In the spirit of Marie Kondo's The Life-Changing Magic of Tidying Up: The Japanese Art of Decluttering and Organizing, I have taken a shot at analyzing in depth another slice of common human experience: gifting. I have thought deeply about gifting over the years, as it is one of my family's love languages, and as it is frequently the source of my home's endless amounts of clutter (which, with Marie Kondo's advice and a bit of grit, will end up in the trash heap in a few months). I imagine that the anxiety I have when thinking of what to gift someone, and of what to do with something I've been gifted and don't like, is ubiquitous. I hope my thoughts will aid your journey in picking the right gift this holiday season (one week away!), and save your recipient a few trips to the rubbish bin.
I've divided gifts into a number of categories, categories that overlap and often synergize (how thrilling).
Spontaneous Gifts - Gifts purchased when the thought of someone comes to mind after stumbling upon something, without any prior intention of buying that person a gift. These gifts are serendipitous and thoughtful, and pave way for reconnection. They are typically given to recipients shortly after purchase, regardless of occasion, but can be saved for a more special occasion.

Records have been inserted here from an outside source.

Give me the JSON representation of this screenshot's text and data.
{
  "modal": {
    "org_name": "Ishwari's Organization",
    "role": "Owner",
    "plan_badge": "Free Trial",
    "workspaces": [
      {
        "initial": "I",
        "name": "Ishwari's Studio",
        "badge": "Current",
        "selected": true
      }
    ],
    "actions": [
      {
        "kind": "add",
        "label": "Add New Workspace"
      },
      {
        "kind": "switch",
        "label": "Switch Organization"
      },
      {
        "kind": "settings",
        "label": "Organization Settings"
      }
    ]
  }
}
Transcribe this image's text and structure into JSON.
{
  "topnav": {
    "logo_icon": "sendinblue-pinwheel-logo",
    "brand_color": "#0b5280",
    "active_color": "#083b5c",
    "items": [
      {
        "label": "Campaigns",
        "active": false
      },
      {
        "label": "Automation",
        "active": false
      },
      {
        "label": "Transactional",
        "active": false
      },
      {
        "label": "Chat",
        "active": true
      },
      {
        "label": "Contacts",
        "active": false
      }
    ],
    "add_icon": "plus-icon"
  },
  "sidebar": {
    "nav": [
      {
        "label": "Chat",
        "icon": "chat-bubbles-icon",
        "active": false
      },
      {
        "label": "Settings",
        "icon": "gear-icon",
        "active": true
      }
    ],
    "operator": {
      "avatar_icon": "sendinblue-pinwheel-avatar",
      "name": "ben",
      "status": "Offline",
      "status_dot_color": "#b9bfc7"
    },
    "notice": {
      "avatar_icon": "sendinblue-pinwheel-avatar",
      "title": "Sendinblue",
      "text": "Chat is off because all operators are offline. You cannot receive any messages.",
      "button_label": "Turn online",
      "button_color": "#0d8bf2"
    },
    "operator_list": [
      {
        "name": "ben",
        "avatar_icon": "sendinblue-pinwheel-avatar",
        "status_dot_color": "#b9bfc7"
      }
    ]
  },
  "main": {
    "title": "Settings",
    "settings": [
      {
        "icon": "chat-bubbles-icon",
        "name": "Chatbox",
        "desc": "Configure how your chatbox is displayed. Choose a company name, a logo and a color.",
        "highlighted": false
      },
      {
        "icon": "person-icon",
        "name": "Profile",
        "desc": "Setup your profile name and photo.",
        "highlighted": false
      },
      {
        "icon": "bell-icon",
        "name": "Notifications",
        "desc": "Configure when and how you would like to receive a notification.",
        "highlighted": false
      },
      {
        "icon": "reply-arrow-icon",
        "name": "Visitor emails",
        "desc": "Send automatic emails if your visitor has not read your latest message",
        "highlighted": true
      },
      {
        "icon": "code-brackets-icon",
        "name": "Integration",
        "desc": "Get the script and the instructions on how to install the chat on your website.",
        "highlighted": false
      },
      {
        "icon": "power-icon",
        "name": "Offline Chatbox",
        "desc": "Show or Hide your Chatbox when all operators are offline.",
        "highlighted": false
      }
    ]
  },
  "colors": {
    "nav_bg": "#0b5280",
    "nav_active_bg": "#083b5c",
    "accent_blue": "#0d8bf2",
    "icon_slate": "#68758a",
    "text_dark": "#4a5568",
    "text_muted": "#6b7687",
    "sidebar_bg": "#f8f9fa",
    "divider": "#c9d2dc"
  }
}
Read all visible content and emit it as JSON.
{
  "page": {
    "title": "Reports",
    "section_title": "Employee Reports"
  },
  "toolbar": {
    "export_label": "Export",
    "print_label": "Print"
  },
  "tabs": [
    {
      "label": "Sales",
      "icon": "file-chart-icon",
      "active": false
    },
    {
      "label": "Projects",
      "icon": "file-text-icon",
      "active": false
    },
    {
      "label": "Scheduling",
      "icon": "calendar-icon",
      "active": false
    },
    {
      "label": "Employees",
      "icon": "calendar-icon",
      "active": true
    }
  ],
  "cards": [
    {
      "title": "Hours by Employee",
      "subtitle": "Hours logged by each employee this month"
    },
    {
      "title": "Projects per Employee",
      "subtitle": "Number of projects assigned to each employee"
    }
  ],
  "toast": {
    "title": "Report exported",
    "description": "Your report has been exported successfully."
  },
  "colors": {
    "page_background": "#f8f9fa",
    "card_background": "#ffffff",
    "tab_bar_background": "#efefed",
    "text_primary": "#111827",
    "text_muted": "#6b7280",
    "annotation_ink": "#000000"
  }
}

Surprise Gifts - Gifts that are simply unexpected; the recipient does not know the contents under the wrapping until she opens it. The surprise can also come in the form of the time or other circumstances of the gifting, or due to any aberration in the giver's typical habit of gifting. When done well, these gifts generally result in much more engaging, even climactic, responses of appreciation towards the gift and giver.
Attentive Gifts - Gifts that make use of the recipient’s preferences or delights, often harvested thoughtfully from interactions with the recipient, and saved in a pocket, to be used at a proper time. Or the recipient’s preferences, particularly style, is solicited from friends, or from the recipient’s social media accounts.
Luxury Gifts - Gifts that the giver probably wouldn’t buy for themselves, even if they stumbled upon it, due to cost, not due to preference.
Novel Gifts - Gifts that have recently debuted, such as concert tickets (such as Adele's today) or books, because they probably hadn’t stumbled upon it yet, and would be delighted by its existence as well as its ownership. This is also important when it is necessary to mitigate the risk of gifting the recipient something he already possesses.
Unique Gifts - Gifts from another era, like vintage or antique items, or artisanal one-of-a-kind items, handcrafted for one client. The giver himself can also create these items. Limited edition items can be an offshoot of this category.
Productive Gifts - Gifts that enable the recipient to engage a new hobby, or a new portion of a hobby, that ultimately leads to the recipient's gradual actualization of a part of her potential.
Experiential Gifts - Gifts that offer the recipient an engaging, atypical experience to look forward to, such as concerts, classes, trips, or other such events. These gifts don't add any clutter, and have a higher chance of improving happiness due to the anticipation, collection, and reflection of fond memories.
Service-Oriented Gifts - Gifts that revolve around serving the recipient in a relevant, appreciated way, such as offers to babysit for extended periods of time, or to do the yard work. This can also comprise of licenses (or coupons) that the recipient can use to call upon the giver for a certain type of service.
Sacrificial Gifts - Gifts that denote an unusual, often romantic, amount of sacrifice, whether time, energy, convenience, or money. Engagement rings and proposal plans often fall into this category.
Culinary Gifts - Gifts that can be made economically in bulk, yet are almost universally appreciated, and can be delivered to a number of friends at once. These include jars of homemade preserves, plates of made-from-scratch brownies, or even hot meals.
Gifts that combine many of the above types of gifts into one have the highest likelihood of success.
The act of gifting is also significant in the process of gift-giving.
The attitude of giving is just as, if not more important, than the gift. A gift given out of gratitude or love or excitement is infinitely better than a gift given out of obligation or quid pro quo. A gift without expectation of anything in return is the only kind of gift to give. A gift given out of interest in changing the recipient will only be received with resentment. A gift is best given with enthusiasm, and enthusiasm naturally sprouts from giving a gift that both you and the recipient will like (or that you believe he'd like).
A gift that someone needs (like socks or textbooks) is still a gift, albeit a less enthralling one to receive. A gift that is a donation to the giver's favored charity is, despite the best of intentions, not a gift at all, but a forced act of charity on the part of the recipient. A gift that is handmade should be well made, and capable of fetching a price on the marketplace.
Giving a gift at the right time, not too early, not too late, and in the right place, in proper company, is important. Some gifts are best opened privately, without the giver, and some gifts are best opened with the giver, and only the giver, present. Romantic gifts are often best given with the giver present, lest the giver be misinterpreted as timid and lacking in confidence.
May your gifts be more meaningful this Christmas season.
*Graphic Illustrations from Tasty Vector